Skip to main content

Major Development in Wisconsin’s Public Defender Crisis

  • Birdsall Obear

Attorney John Birdsall is among those taking legal action to make sure that justice delayed does not become justice denied for indigent defendants awaiting trial in Wisconsin courts.  

“At stake are people’s freedom, public safety, and the community’s ability to have faith in its government institutions,” Birdsall said.  


The class action suit filed by The National Association of Criminal Defense Lawyers (NACDL), the Wisconsin Association of Criminal Defense Lawyers (WACDL), Winston & Strawn, LLP, and New York University School of Law’s Center on Race, Inequality and the Law names seven Wisconsin officials as defendants, most notably Governor Tony Evers and Wisconsin State Public Defender Kelli Thompson. 


As we’ve covered before, Wisconsin is in the midst of a constitutional crisis due to the lack of available public defenders. This has led to a backup of more than 35,000 cases, causing delays that violate the sixth amendment rights of defendants who cannot afford bail. For example, one woman spent more than 100 days in jail on $25,000 bail while awaiting the appointment of an attorney. 


State officials created the Wisconsin Public Defender's Office to provide competent lawyers to those who couldn't afford them, Birdsall said. 

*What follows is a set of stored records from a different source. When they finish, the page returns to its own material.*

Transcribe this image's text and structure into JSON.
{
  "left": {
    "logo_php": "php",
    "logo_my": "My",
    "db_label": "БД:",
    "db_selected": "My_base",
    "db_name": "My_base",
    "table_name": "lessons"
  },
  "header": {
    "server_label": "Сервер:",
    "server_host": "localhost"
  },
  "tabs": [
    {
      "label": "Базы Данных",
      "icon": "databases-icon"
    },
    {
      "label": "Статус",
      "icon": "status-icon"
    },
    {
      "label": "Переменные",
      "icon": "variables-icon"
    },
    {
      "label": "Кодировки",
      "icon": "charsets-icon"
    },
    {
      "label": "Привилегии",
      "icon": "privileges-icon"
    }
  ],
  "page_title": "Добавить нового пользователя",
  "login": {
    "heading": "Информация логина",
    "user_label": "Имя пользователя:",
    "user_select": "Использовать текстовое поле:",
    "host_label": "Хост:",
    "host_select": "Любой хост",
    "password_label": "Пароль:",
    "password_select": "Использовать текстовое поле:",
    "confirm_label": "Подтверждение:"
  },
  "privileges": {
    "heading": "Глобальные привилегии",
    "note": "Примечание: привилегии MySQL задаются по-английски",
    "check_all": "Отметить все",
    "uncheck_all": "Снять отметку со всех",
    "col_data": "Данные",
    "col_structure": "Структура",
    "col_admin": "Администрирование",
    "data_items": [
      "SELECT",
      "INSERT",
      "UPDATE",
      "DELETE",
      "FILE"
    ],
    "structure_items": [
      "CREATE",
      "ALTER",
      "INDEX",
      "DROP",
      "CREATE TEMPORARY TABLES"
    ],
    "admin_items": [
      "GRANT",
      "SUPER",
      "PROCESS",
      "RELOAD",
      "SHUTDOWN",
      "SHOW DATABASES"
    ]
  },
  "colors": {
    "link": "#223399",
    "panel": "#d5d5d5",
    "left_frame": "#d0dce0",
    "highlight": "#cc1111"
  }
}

"However, the structural defects of the system as it currently exists, including inadequate compensation offered to court-appointed counsel, has resulted in many individuals being in legal limbo as the state public defender is simply unable to find attorneys to take the cases," Birdsall said. 


"For some reasons that are unknown, the (state Public Defender's Office) has not provided any specific information about the extent of the problem or the ways in which they intend to resolve it," Birdsall said.